Are you a person of class, refinement, and taste? Do you live in the 1950s? Then perhaps a color television is right for you!
Although RCA had high hopes for color television when the company introduced compatible color TV in 1954, consumers had other ideas. Even in an era of mass consumption and general prosperity for middle class Americans, color TVs (which were 5 times as expensive as their monochrome counterparts) remained out of reach for ordinary Americans. From the 1950s to the 1980s, RCA introduced several advertising campaigns to convince people to buy color televisions. Early advertisements stressed the system’s compatibility, but while backwards compatibility was a selling point for the FCC, who was worried about the immediate obsolescence of black and white sets, it proved an ineffective tactic for actually selling these products to consumers. After all, if you can see the rainbow in black and white, as one early advertisement pointed out, then why would you spend five times more to see it in color?
As the years went by, RCA still did not see a return on its investment into developing color. In 1959, only an estimated 1 percent of all television sets in use in the United States were color, and owners were either employees of RCA or NBC, or wealthy early adopters. That year, R. H. Coffin, RCA’s vice president of advertising, introduced a new advertising push that would target wealthy Americans who were not early adopters, but who could be persuaded to buy into this new technology. Central to Coffin’s plan was the “My Second Most Prized Possession” campaign.
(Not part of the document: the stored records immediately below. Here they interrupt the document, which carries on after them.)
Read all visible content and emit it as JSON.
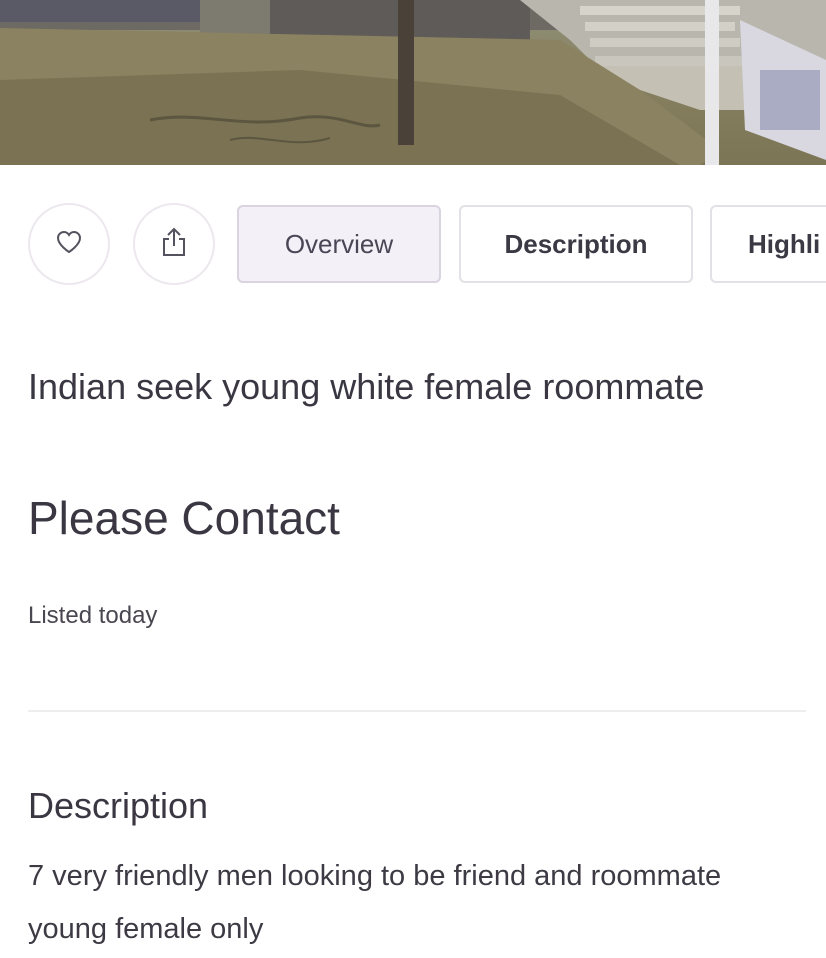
{
  "hero": {
    "photo_icon": "listing-photo"
  },
  "actions": {
    "like_icon": "heart-icon",
    "share_icon": "share-icon",
    "tabs": [
      {
        "label": "Overview",
        "active": true
      },
      {
        "label": "Description",
        "active": false
      },
      {
        "label": "Highli",
        "active": false
      }
    ]
  },
  "listing": {
    "title": "Indian seek young white female roommate",
    "price": "Please Contact",
    "listed": "Listed today"
  },
  "description": {
    "heading": "Description",
    "body": "7 very friendly men looking to be friend and roommate young female only"
  },
  "colors": {
    "text": "#3a3742",
    "active_tab_bg": "#f3f1f7",
    "border": "#e3e0e6"
  }
}
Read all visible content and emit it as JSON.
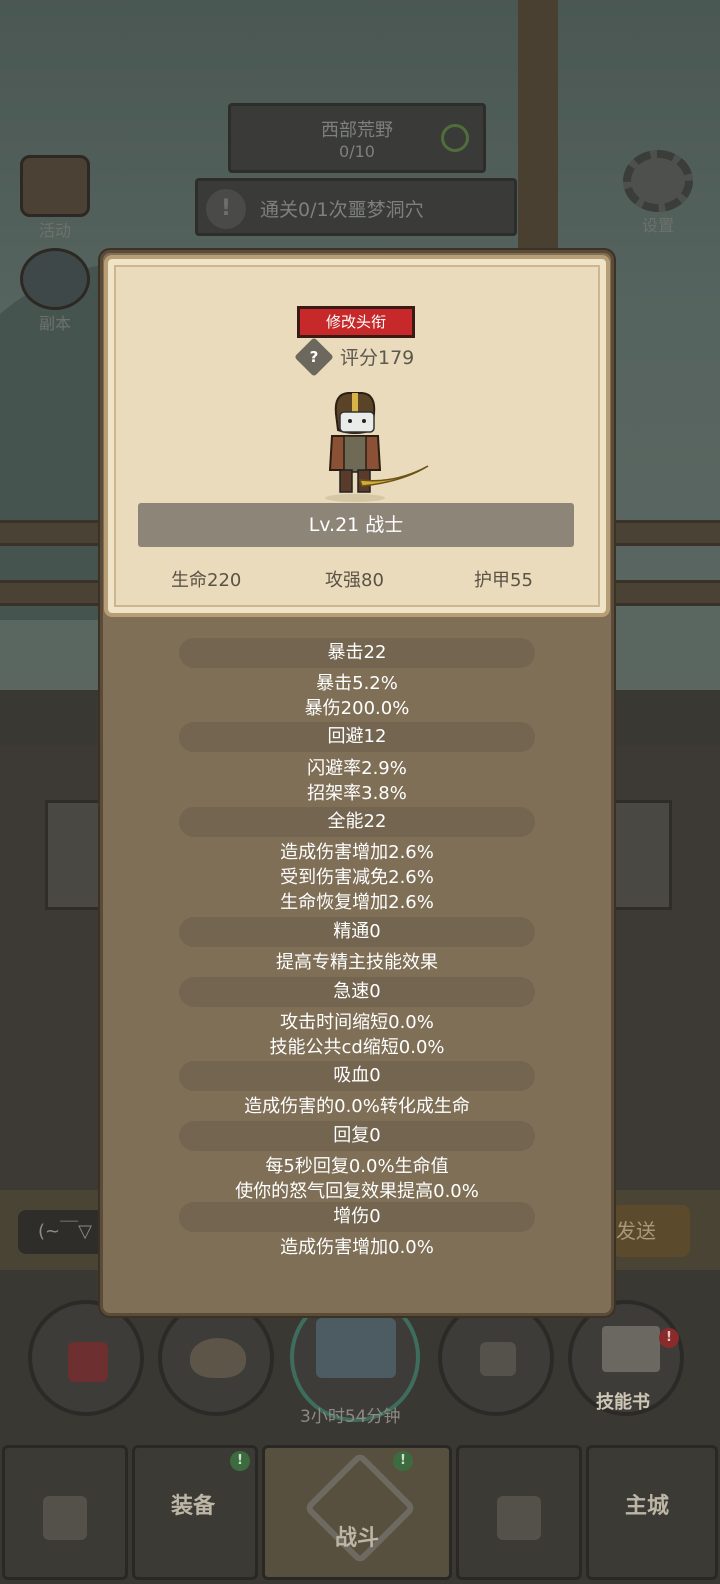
{
  "background": {
    "quest_title": "西部荒野",
    "quest_progress": "0/10",
    "dungeon_task": "通关0/1次噩梦洞穴",
    "left_buttons": [
      "活动",
      "副本"
    ],
    "settings_label": "设置",
    "chat_placeholder": "(~￣▽",
    "send_label": "发送",
    "timer": "3小时54分钟",
    "skill_book_label": "技能书",
    "nav": {
      "equipment": "装备",
      "battle": "战斗",
      "main_city": "主城"
    }
  },
  "profile": {
    "change_title_label": "修改头衔",
    "score": "评分179",
    "level_class": "Lv.21 战士",
    "stats": {
      "hp": "生命220",
      "attack": "攻强80",
      "armor": "护甲55"
    }
  },
  "attributes": [
    {
      "header": "暴击22",
      "lines": [
        "暴击5.2%",
        "暴伤200.0%"
      ]
    },
    {
      "header": "回避12",
      "lines": [
        "闪避率2.9%",
        "招架率3.8%"
      ]
    },
    {
      "header": "全能22",
      "lines": [
        "造成伤害增加2.6%",
        "受到伤害减免2.6%",
        "生命恢复增加2.6%"
      ]
    },
    {
      "header": "精通0",
      "lines": [
        "提高专精主技能效果"
      ]
    },
    {
      "header": "急速0",
      "lines": [
        "攻击时间缩短0.0%",
        "技能公共cd缩短0.0%"
      ]
    },
    {
      "header": "吸血0",
      "lines": [
        "造成伤害的0.0%转化成生命"
      ]
    },
    {
      "header": "回复0",
      "lines": [
        "每5秒回复0.0%生命值",
        "使你的怒气回复效果提高0.0%"
      ]
    },
    {
      "header": "增伤0",
      "lines": [
        "造成伤害增加0.0%"
      ]
    }
  ],
  "colors": {
    "title_button": "#c7292b",
    "panel": "#7f6f56",
    "card": "#e9dbbb",
    "badge_green": "#4caf50",
    "badge_red": "#e53935"
  }
}
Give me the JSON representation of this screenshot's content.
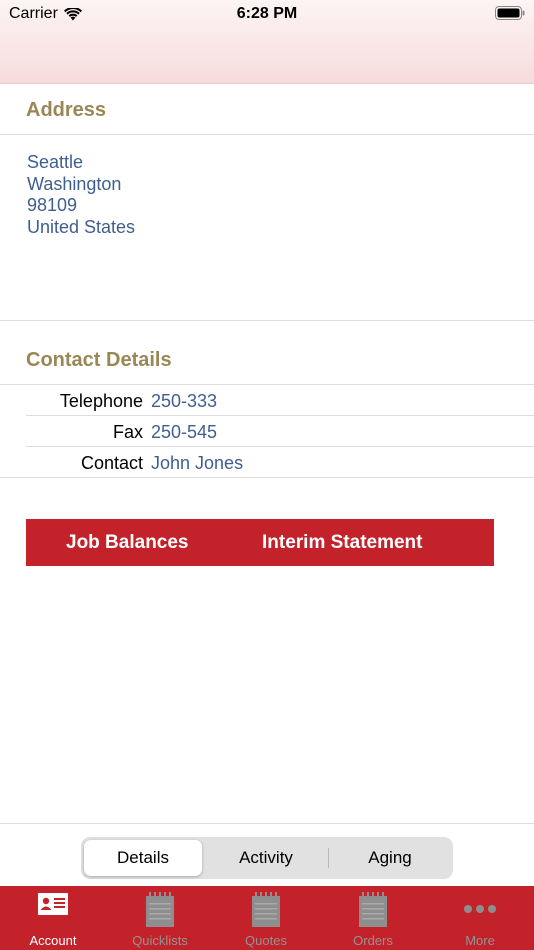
{
  "status_bar": {
    "carrier": "Carrier",
    "time": "6:28 PM"
  },
  "address": {
    "title": "Address",
    "lines": [
      "Seattle",
      "Washington",
      "98109",
      "United States"
    ]
  },
  "contact": {
    "title": "Contact Details",
    "rows": [
      {
        "label": "Telephone",
        "value": "250-333"
      },
      {
        "label": "Fax",
        "value": "250-545"
      },
      {
        "label": "Contact",
        "value": "John Jones"
      }
    ]
  },
  "actions": {
    "job_balances": "Job Balances",
    "interim_statement": "Interim Statement"
  },
  "segments": {
    "details": "Details",
    "activity": "Activity",
    "aging": "Aging",
    "selected": "Details"
  },
  "tabs": [
    {
      "label": "Account",
      "icon": "account-card-icon",
      "active": true
    },
    {
      "label": "Quicklists",
      "icon": "notepad-icon",
      "active": false
    },
    {
      "label": "Quotes",
      "icon": "notepad-icon",
      "active": false
    },
    {
      "label": "Orders",
      "icon": "notepad-icon",
      "active": false
    },
    {
      "label": "More",
      "icon": "more-dots-icon",
      "active": false
    }
  ],
  "colors": {
    "accent_red": "#c4222a",
    "section_title": "#9b8756",
    "link_blue": "#3e5f8f"
  }
}
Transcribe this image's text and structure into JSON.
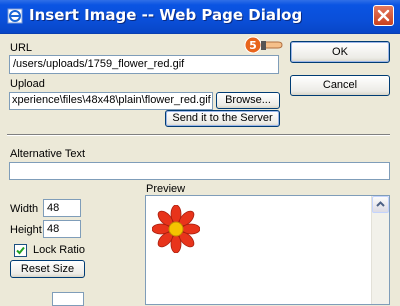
{
  "window": {
    "title": "Insert Image -- Web Page Dialog"
  },
  "url": {
    "label": "URL",
    "value": "/users/uploads/1759_flower_red.gif"
  },
  "upload": {
    "label": "Upload",
    "value": "xperience\\files\\48x48\\plain\\flower_red.gif",
    "browse_label": "Browse...",
    "send_label": "Send it to the Server"
  },
  "buttons": {
    "ok": "OK",
    "cancel": "Cancel"
  },
  "step_badge": "5",
  "alt_text": {
    "label": "Alternative Text",
    "value": ""
  },
  "size": {
    "width_label": "Width",
    "width_value": "48",
    "height_label": "Height",
    "height_value": "48",
    "lock_ratio_label": "Lock Ratio",
    "lock_ratio_checked": true,
    "reset_label": "Reset Size"
  },
  "preview": {
    "label": "Preview"
  },
  "colors": {
    "titlebar": "#0a54e3",
    "badge": "#e8641b",
    "flower": "#e8341b"
  },
  "icons": {
    "title": "ie-page-icon",
    "close": "close-icon",
    "pointer": "hand-pointer-icon",
    "flower": "flower-image"
  }
}
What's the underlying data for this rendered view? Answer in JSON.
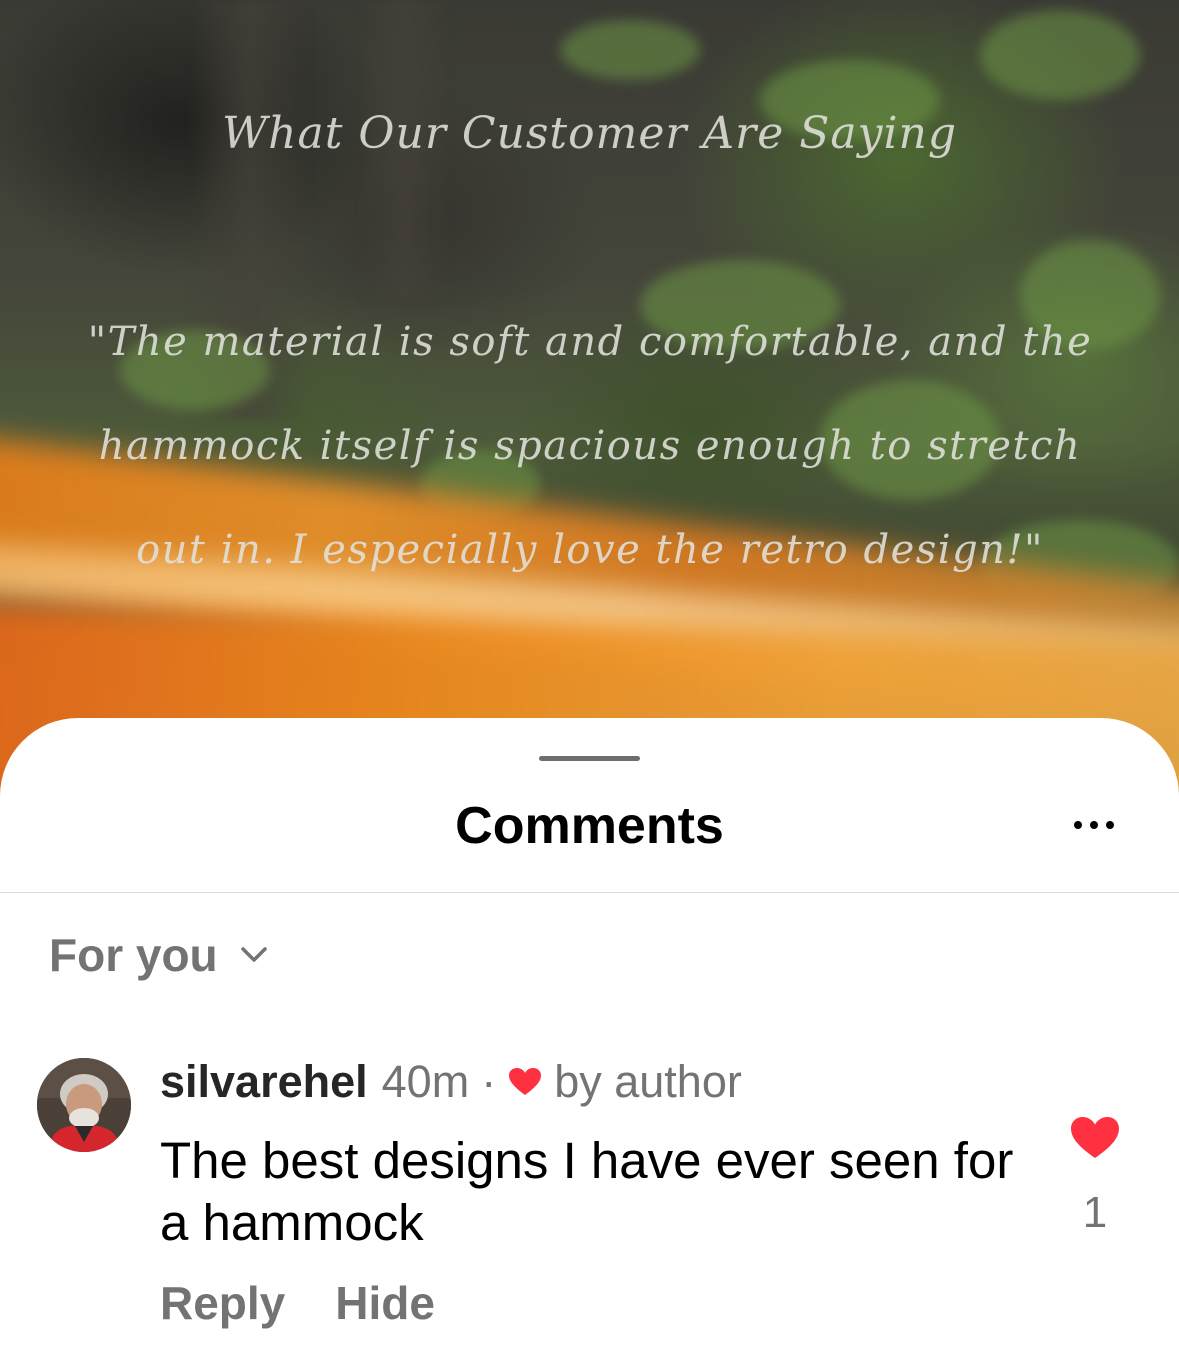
{
  "video": {
    "title": "What Our Customer Are Saying",
    "quote_lines": [
      "\"The material is soft and comfortable, and the",
      "hammock itself is spacious enough to stretch",
      "out in. I especially love the retro design!\""
    ]
  },
  "comments_sheet": {
    "title": "Comments",
    "more_icon": "more-horizontal-icon",
    "filter": {
      "label": "For you",
      "icon": "chevron-down-icon"
    },
    "comments": [
      {
        "username": "silvarehel",
        "time": "40m",
        "separator": "·",
        "author_badge": "by author",
        "badge_icon": "heart-icon",
        "badge_color": "#ff3040",
        "text": "The best designs I have ever seen for a hammock",
        "like_count": "1",
        "liked": true,
        "actions": {
          "reply": "Reply",
          "hide": "Hide"
        }
      }
    ]
  },
  "colors": {
    "like": "#ff3040",
    "secondary_text": "#737373",
    "primary_text": "#000000"
  }
}
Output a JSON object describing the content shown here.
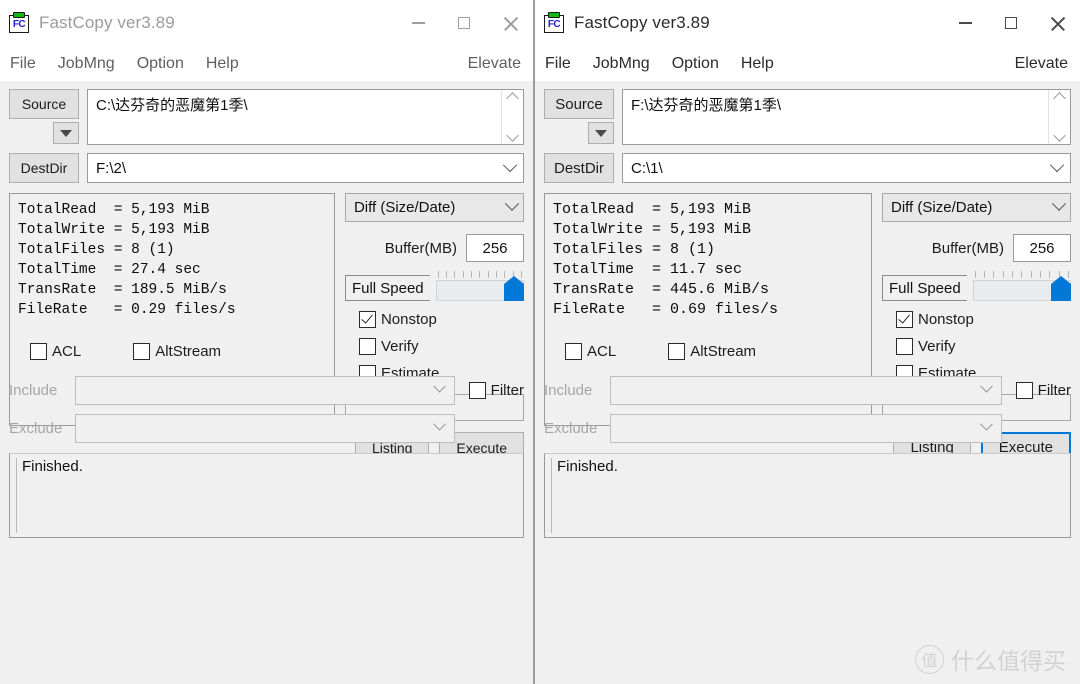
{
  "window_title": "FastCopy ver3.89",
  "menu": {
    "items": [
      "File",
      "JobMng",
      "Option",
      "Help"
    ],
    "elevate": "Elevate"
  },
  "labels": {
    "source": "Source",
    "destdir": "DestDir",
    "buffer": "Buffer(MB)",
    "full_speed": "Full Speed",
    "nonstop": "Nonstop",
    "verify": "Verify",
    "estimate": "Estimate",
    "acl": "ACL",
    "altstream": "AltStream",
    "include": "Include",
    "exclude": "Exclude",
    "filter": "Filter",
    "listing": "Listing",
    "execute": "Execute"
  },
  "colors": {
    "accent": "#0078d7",
    "window_bg": "#f0f0f0",
    "titlebar_bg": "#ffffff"
  },
  "left": {
    "source_path": "C:\\达芬奇的恶魔第1季\\",
    "dest_path": "F:\\2\\",
    "mode": "Diff (Size/Date)",
    "buffer_value": "256",
    "stats": "TotalRead  = 5,193 MiB\nTotalWrite = 5,193 MiB\nTotalFiles = 8 (1)\nTotalTime  = 27.4 sec\nTransRate  = 189.5 MiB/s\nFileRate   = 0.29 files/s",
    "stat_rows": [
      {
        "name": "TotalRead",
        "value": "5,193 MiB"
      },
      {
        "name": "TotalWrite",
        "value": "5,193 MiB"
      },
      {
        "name": "TotalFiles",
        "value": "8 (1)"
      },
      {
        "name": "TotalTime",
        "value": "27.4 sec"
      },
      {
        "name": "TransRate",
        "value": "189.5 MiB/s"
      },
      {
        "name": "FileRate",
        "value": "0.29 files/s"
      }
    ],
    "include_value": "",
    "exclude_value": "",
    "log": "Finished.",
    "extra_field_value": ""
  },
  "right": {
    "source_path": "F:\\达芬奇的恶魔第1季\\",
    "dest_path": "C:\\1\\",
    "mode": "Diff (Size/Date)",
    "buffer_value": "256",
    "stats": "TotalRead  = 5,193 MiB\nTotalWrite = 5,193 MiB\nTotalFiles = 8 (1)\nTotalTime  = 11.7 sec\nTransRate  = 445.6 MiB/s\nFileRate   = 0.69 files/s",
    "stat_rows": [
      {
        "name": "TotalRead",
        "value": "5,193 MiB"
      },
      {
        "name": "TotalWrite",
        "value": "5,193 MiB"
      },
      {
        "name": "TotalFiles",
        "value": "8 (1)"
      },
      {
        "name": "TotalTime",
        "value": "11.7 sec"
      },
      {
        "name": "TransRate",
        "value": "445.6 MiB/s"
      },
      {
        "name": "FileRate",
        "value": "0.69 files/s"
      }
    ],
    "include_value": "",
    "exclude_value": "",
    "log": "Finished.",
    "extra_field_value": ""
  },
  "watermark": {
    "badge": "值",
    "text": "什么值得买"
  }
}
These print ads would be placed, according to Coffin, “in the ‘class’ magazines” like The New Yorker, and explicitly target the suburban middle classes desperate to keep up with the Joneses’. These ads featured famous (and wealthy) color TV owners who, as the ad put it, “lead the colorful life.”
The campaign featured made conspicuous consumption the main draw of buying color TVs. They explicitly showed wealthy people with possessions far out of reach of ordinary Americans. The fashion designer Lilly Daché, for example, owned an ornate gold Nepalese altarpiece, but she also owned an RCA color TV. And, the copy on the advertisement quickly pointed out, it was the cheapest color model that RCA made. It was, as the copy continued, “just a matter of [Daché’s] personal taste. And no one who has admired a Daché hat could question Lilly’s taste.” Consumers might not have been able to afford a Nepalese artifact, or even haute couture millinery, but they could, like Daché, have “pride in owning the finest.” The other variants made similar claims. Opera singer Leonard Warren liked to relax on board his yacht, but also “in a big easy-chair in front of his RCA Victor Color TV set.”
While these advertising campaigns may have helped move a few hundred color television sets, it wouldn’t be until the late 1960s (when TVs were no longer so expensive that they would be a person’s second most prized possession) that color television became a mainstay in American homes.
Text by Florencia Pierri
Learn more about the history of color television in our online exhibit, In Living Color
 Susan Murray, Bright Signals: A History of Color Television (Durham and London: Duke University Press, 2018), p. 130.
 Radio Television Daily, Volume 86 (1959), p. 84.
 “My Second Most Prized Possession” [Lilly Daché], 1959, Sarnoff Collection, S. 645.21
 “My Second Most Prized Possession” [Leonard Warren], 1959, Sarnoff Collection, S. 645.21